Over the past few years software makers and independent developers have begun to offer a wide variety of business applications for free (e.g., Google Apps and Adobe Photoshop Express). For budget-conscious businesses these may be appealing options, but there are a few important factors to keep in mind when selecting free software.
Support is a major issue, of course, and so is usability. Many of the free software options have limited functions or are only available online, making offline work impossible. There are some great applications that you can get for free, such as antivirus software and instant messaging programs, but there’s also software that’s worth paying for.
Here are a few things to consider when deciding whether you should go free or pay the fee.
Is the Software Mission Critical?
If an application is critical to the day-to-day running of your business it may be best to spring for the cost of licensing the software. Take Photoshop, for instance. If you run a small design firm where you are working with the program every day to fill client orders, it’s probably worth paying for the desktop version with full functionality and support services. Photoshop Express may be great for occasional users and students but may not be the best option for heavy users.
Is the Software Client-Facing?

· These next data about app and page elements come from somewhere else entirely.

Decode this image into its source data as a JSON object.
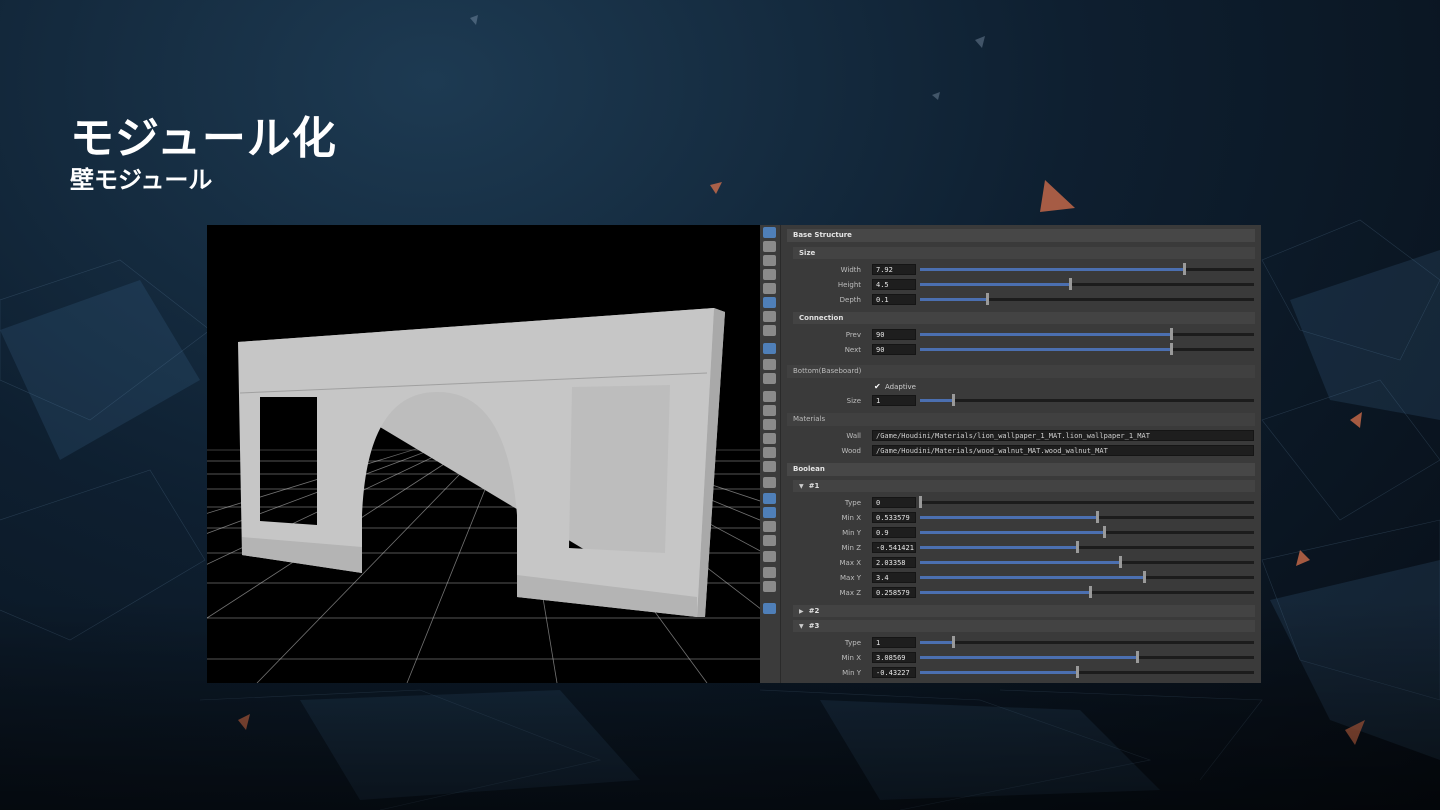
{
  "slide": {
    "title": "モジュール化",
    "subtitle": "壁モジュール"
  },
  "colors": {
    "slider_fill": "#4b6fb0",
    "panel_bg": "#3a3a3a",
    "field_bg": "#1e1e1e",
    "accent_triangle": "#e0744c"
  },
  "panel": {
    "base_structure": "Base Structure",
    "size": {
      "header": "Size",
      "width": {
        "label": "Width",
        "value": "7.92",
        "frac": 0.79
      },
      "height": {
        "label": "Height",
        "value": "4.5",
        "frac": 0.45
      },
      "depth": {
        "label": "Depth",
        "value": "0.1",
        "frac": 0.2
      }
    },
    "connection": {
      "header": "Connection",
      "prev": {
        "label": "Prev",
        "value": "90",
        "frac": 0.75
      },
      "next": {
        "label": "Next",
        "value": "90",
        "frac": 0.75
      }
    },
    "bottom": {
      "header": "Bottom(Baseboard)",
      "adaptive": {
        "label": "Adaptive",
        "checked": true
      },
      "size": {
        "label": "Size",
        "value": "1",
        "frac": 0.1
      }
    },
    "materials": {
      "header": "Materials",
      "wall": {
        "label": "Wall",
        "value": "/Game/Houdini/Materials/lion_wallpaper_1_MAT.lion_wallpaper_1_MAT"
      },
      "wood": {
        "label": "Wood",
        "value": "/Game/Houdini/Materials/wood_walnut_MAT.wood_walnut_MAT"
      }
    },
    "boolean": {
      "header": "Boolean",
      "b1": {
        "header": "#1",
        "type": {
          "label": "Type",
          "value": "0",
          "frac": 0.0
        },
        "minx": {
          "label": "Min X",
          "value": "0.533579",
          "frac": 0.53
        },
        "miny": {
          "label": "Min Y",
          "value": "0.9",
          "frac": 0.55
        },
        "minz": {
          "label": "Min Z",
          "value": "-0.541421",
          "frac": 0.47
        },
        "maxx": {
          "label": "Max X",
          "value": "2.03358",
          "frac": 0.6
        },
        "maxy": {
          "label": "Max Y",
          "value": "3.4",
          "frac": 0.67
        },
        "maxz": {
          "label": "Max Z",
          "value": "0.258579",
          "frac": 0.51
        }
      },
      "b2": {
        "header": "#2"
      },
      "b3": {
        "header": "#3",
        "type": {
          "label": "Type",
          "value": "1",
          "frac": 0.1
        },
        "minx": {
          "label": "Min X",
          "value": "3.08569",
          "frac": 0.65
        },
        "miny": {
          "label": "Min Y",
          "value": "-0.43227",
          "frac": 0.47
        }
      }
    }
  }
}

It might sound like a good idea to cut costs on an application such as PDF creation software; and there are a lot of free online tools that allow you to save files in the PDF format. But many of these services place advertising within the PDF file. Sending documents to clients with ads from another company may not leave the best impression. Consider whether your free software is client-facing and whether it contains ads or other elements that may negatively impact your company image.
How Much Support Do You Need?
Free desktop and server software sounds like a great idea; just think of all the money you’ll save. However, if you are not tech savvy, you may run into a few problems getting the freeware set up on your machine. Even if you have no trouble installing it, what do you do if you need help loading different applications? When considering free software you should also keep in mind what kind of support you think you’ll need. Paying for software with free support may be cheaper in the long run than getting free software and then paying someone to help you use it.
Are There Limits to How You Can Use It?
Finally, free software is often a stripped down version of licensed software. It’s important to look closely at the capabilities of the free options to see if they fit with your needs. Consider how often you’ll use the application and what kind of functionality you need before going with a free option. You may get lucky and find everything you need in a free application, but you may also find that when it comes to software, the best things aren’t free.